• Recorded information:

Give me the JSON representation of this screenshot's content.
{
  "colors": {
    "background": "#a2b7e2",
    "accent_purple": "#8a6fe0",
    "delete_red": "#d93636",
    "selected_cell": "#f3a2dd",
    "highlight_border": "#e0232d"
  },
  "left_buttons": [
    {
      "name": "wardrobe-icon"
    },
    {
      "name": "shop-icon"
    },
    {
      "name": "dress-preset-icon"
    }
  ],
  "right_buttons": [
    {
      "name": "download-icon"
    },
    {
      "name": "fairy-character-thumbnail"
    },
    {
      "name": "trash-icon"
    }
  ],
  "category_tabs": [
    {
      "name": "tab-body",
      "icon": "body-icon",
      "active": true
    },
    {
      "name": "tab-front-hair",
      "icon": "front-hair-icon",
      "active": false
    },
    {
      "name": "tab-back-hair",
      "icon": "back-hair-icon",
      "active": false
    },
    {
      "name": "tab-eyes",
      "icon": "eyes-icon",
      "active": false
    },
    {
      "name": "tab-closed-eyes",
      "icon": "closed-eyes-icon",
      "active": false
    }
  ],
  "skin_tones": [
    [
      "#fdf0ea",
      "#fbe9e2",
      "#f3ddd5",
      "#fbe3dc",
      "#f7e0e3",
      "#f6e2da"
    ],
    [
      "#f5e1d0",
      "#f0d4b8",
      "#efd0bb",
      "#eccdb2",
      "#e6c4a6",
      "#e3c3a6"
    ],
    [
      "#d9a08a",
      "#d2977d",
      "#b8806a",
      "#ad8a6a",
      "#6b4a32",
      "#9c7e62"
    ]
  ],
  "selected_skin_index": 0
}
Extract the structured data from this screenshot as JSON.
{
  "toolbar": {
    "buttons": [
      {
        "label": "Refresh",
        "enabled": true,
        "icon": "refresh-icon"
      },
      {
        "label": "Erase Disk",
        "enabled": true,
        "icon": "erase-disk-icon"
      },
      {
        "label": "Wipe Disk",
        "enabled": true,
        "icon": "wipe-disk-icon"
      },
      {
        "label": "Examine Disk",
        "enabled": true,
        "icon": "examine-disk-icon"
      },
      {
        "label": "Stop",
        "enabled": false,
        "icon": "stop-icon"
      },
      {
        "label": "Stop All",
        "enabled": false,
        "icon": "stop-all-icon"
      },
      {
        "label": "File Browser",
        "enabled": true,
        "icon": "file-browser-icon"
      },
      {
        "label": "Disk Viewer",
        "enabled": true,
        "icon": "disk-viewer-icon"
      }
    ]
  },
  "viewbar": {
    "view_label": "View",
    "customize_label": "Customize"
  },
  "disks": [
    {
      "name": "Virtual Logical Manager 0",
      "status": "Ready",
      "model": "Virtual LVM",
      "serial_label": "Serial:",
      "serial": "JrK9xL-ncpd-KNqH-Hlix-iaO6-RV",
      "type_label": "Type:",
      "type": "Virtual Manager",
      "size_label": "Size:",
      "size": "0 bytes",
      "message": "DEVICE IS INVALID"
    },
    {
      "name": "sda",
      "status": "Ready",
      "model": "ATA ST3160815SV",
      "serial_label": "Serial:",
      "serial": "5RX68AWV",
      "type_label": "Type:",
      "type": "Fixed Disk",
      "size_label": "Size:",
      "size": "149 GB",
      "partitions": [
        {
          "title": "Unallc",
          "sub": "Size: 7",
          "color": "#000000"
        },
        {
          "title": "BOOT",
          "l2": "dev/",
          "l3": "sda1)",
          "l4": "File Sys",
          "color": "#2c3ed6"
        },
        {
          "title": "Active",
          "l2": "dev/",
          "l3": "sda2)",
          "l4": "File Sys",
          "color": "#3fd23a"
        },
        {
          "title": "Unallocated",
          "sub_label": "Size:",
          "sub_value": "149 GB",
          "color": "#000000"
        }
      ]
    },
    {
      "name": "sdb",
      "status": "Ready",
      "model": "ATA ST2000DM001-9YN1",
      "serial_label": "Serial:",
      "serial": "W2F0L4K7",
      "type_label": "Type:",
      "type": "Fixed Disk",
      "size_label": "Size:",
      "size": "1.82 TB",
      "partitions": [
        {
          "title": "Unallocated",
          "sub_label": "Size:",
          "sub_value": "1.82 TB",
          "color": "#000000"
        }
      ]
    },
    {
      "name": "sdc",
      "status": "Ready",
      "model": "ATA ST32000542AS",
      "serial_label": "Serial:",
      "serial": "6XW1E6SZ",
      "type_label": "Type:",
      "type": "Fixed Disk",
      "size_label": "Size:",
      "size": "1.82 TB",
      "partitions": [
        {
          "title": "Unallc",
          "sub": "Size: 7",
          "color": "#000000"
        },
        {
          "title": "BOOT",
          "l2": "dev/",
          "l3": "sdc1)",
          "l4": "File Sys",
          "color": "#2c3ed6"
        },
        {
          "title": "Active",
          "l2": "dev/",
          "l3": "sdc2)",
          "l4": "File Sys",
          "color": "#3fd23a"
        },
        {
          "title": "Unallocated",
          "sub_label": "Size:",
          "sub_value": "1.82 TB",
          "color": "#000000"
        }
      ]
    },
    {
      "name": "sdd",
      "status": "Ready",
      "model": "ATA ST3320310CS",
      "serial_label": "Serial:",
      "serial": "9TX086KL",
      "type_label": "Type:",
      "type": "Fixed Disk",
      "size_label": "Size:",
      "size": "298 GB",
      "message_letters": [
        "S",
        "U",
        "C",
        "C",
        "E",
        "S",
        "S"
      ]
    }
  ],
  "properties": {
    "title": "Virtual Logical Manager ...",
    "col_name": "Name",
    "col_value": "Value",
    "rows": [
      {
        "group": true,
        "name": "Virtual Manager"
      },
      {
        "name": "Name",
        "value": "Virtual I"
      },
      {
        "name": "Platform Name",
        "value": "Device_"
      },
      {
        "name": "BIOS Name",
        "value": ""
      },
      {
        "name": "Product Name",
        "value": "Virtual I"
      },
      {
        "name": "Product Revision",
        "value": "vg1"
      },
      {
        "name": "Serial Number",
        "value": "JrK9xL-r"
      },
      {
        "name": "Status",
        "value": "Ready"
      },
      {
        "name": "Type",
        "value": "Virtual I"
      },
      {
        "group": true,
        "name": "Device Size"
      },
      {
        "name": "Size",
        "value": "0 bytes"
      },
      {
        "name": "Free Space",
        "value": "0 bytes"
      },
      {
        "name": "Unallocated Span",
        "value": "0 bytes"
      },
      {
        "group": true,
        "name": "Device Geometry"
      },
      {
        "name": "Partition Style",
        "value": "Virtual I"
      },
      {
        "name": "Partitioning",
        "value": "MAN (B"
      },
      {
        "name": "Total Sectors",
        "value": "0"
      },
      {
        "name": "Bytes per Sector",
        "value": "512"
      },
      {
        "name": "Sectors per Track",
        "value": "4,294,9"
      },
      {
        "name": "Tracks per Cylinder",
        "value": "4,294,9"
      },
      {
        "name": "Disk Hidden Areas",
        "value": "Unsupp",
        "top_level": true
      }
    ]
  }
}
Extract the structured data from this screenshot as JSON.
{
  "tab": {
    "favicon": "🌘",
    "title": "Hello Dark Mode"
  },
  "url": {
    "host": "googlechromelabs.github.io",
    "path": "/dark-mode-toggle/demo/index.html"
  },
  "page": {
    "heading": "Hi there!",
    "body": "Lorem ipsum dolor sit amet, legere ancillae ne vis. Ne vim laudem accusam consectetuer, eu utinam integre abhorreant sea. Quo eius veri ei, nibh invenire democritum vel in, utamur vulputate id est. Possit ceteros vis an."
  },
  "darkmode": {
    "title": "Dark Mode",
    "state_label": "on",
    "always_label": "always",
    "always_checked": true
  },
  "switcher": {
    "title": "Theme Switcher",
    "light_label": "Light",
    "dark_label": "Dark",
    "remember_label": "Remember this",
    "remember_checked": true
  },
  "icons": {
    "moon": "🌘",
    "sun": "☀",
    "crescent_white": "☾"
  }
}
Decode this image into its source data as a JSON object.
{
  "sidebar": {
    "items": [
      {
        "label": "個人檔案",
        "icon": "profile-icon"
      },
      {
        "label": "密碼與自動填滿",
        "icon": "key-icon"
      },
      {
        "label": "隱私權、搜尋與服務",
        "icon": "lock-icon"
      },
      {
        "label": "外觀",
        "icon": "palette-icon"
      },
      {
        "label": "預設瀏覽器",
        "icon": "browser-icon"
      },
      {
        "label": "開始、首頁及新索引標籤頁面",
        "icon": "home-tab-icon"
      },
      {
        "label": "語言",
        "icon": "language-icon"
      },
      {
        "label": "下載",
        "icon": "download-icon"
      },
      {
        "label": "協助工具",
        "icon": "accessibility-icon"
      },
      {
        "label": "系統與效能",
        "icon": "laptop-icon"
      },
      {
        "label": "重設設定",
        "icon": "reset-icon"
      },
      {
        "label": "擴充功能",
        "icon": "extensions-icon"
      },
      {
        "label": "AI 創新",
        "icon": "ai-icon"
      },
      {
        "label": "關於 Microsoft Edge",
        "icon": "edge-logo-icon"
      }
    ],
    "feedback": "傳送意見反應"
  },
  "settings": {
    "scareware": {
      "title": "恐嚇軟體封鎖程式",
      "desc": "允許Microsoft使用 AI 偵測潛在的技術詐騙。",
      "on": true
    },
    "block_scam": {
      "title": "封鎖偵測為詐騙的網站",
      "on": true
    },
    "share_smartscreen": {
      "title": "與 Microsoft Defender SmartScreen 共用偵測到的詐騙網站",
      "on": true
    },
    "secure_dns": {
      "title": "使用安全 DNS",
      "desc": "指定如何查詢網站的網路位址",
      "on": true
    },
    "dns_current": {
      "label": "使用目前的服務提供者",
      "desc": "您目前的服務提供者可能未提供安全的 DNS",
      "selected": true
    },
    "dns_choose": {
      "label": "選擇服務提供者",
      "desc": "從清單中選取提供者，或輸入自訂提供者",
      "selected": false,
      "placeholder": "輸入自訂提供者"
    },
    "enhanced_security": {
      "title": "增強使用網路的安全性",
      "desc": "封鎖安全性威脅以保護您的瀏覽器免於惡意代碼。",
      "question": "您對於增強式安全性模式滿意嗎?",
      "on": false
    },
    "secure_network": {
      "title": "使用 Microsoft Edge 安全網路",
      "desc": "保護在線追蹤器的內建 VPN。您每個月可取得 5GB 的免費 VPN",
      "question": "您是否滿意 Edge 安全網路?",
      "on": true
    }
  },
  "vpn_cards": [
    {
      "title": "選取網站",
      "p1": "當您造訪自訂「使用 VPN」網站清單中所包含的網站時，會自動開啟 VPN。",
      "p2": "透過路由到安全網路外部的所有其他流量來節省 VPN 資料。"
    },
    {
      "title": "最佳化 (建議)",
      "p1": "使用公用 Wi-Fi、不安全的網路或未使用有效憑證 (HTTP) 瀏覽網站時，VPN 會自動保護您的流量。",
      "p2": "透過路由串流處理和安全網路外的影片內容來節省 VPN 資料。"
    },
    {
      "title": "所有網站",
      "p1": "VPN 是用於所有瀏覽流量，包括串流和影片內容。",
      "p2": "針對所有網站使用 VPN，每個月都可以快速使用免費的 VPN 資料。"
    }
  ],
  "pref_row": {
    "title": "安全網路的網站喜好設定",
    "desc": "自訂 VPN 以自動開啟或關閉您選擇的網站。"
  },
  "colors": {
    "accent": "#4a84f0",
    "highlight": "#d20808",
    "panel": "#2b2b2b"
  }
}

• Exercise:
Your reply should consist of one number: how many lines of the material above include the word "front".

• Exercise result:
2